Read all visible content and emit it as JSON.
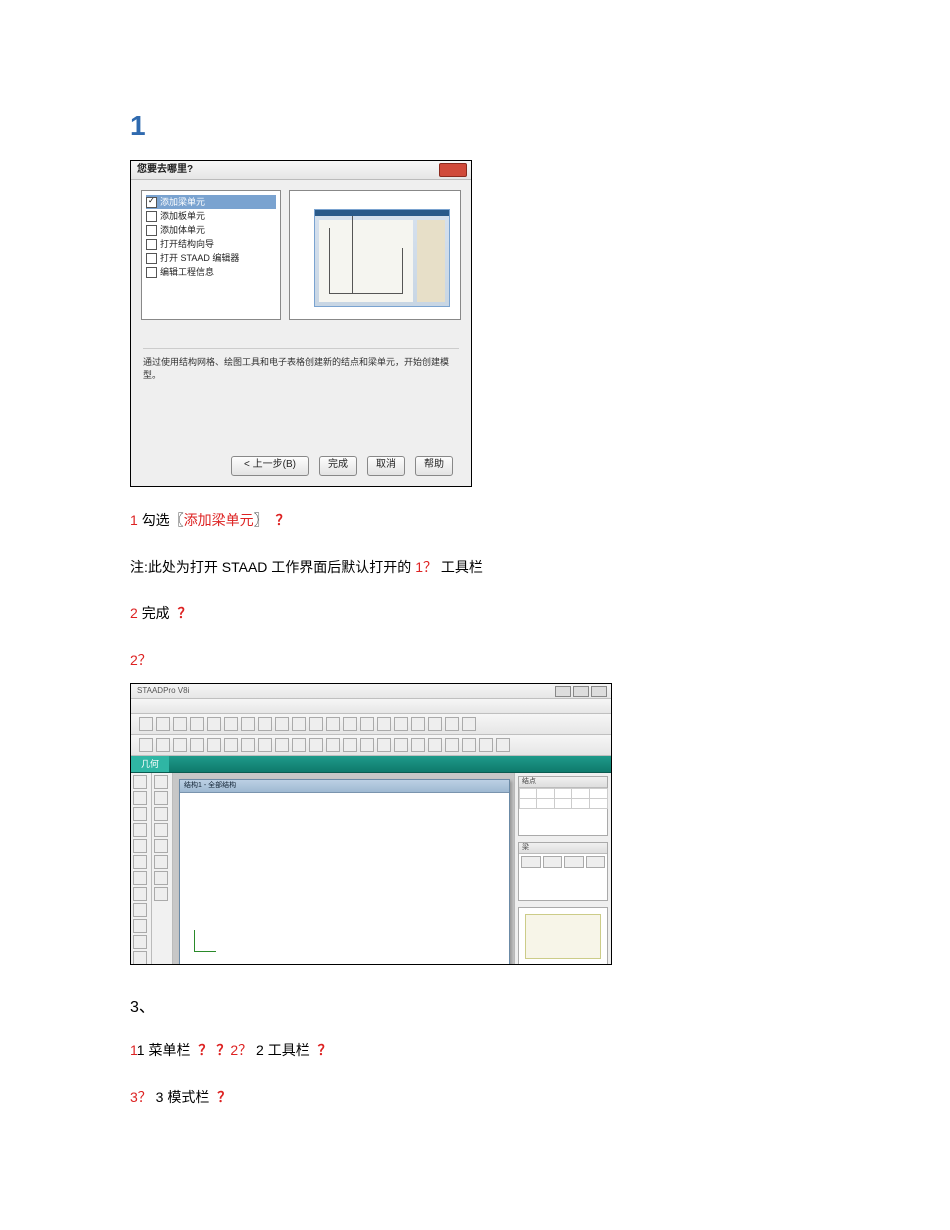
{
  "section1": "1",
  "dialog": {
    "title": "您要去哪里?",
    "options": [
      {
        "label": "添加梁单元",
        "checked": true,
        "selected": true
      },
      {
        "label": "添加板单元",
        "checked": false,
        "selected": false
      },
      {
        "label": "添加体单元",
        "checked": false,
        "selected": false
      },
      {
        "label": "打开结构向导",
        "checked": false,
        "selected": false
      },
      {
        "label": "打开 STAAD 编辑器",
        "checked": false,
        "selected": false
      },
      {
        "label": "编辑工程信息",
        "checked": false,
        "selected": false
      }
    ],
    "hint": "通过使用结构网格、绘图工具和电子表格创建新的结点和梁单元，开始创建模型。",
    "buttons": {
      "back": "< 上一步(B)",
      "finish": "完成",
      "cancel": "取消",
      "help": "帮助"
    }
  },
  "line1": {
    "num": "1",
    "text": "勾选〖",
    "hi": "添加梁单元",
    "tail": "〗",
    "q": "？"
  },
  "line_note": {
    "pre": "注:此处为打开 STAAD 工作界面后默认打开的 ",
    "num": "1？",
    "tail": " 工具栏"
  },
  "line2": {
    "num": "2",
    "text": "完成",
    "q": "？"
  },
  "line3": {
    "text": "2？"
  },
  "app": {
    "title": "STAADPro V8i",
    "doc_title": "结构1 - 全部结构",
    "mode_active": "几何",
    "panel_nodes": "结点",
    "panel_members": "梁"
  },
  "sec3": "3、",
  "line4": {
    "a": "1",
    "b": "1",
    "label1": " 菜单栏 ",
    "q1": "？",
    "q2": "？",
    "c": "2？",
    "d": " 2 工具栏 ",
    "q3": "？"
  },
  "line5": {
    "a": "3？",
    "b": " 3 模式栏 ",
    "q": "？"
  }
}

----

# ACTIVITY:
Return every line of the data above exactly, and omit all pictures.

# EXPECTED ANSWER:
Read all visible content and emit it as JSON.
{
  "section1": "1",
  "dialog": {
    "title": "您要去哪里?",
    "options": [
      {
        "label": "添加梁单元",
        "checked": true,
        "selected": true
      },
      {
        "label": "添加板单元",
        "checked": false,
        "selected": false
      },
      {
        "label": "添加体单元",
        "checked": false,
        "selected": false
      },
      {
        "label": "打开结构向导",
        "checked": false,
        "selected": false
      },
      {
        "label": "打开 STAAD 编辑器",
        "checked": false,
        "selected": false
      },
      {
        "label": "编辑工程信息",
        "checked": false,
        "selected": false
      }
    ],
    "hint": "通过使用结构网格、绘图工具和电子表格创建新的结点和梁单元，开始创建模型。",
    "buttons": {
      "back": "< 上一步(B)",
      "finish": "完成",
      "cancel": "取消",
      "help": "帮助"
    }
  },
  "line1": {
    "num": "1",
    "text": "勾选〖",
    "hi": "添加梁单元",
    "tail": "〗",
    "q": "？"
  },
  "line_note": {
    "pre": "注:此处为打开 STAAD 工作界面后默认打开的 ",
    "num": "1？",
    "tail": " 工具栏"
  },
  "line2": {
    "num": "2",
    "text": "完成",
    "q": "？"
  },
  "line3": {
    "text": "2？"
  },
  "app": {
    "title": "STAADPro V8i",
    "doc_title": "结构1 - 全部结构",
    "mode_active": "几何",
    "panel_nodes": "结点",
    "panel_members": "梁"
  },
  "sec3": "3、",
  "line4": {
    "a": "1",
    "b": "1",
    "label1": " 菜单栏 ",
    "q1": "？",
    "q2": "？",
    "c": "2？",
    "d": " 2 工具栏 ",
    "q3": "？"
  },
  "line5": {
    "a": "3？",
    "b": " 3 模式栏 ",
    "q": "？"
  }
}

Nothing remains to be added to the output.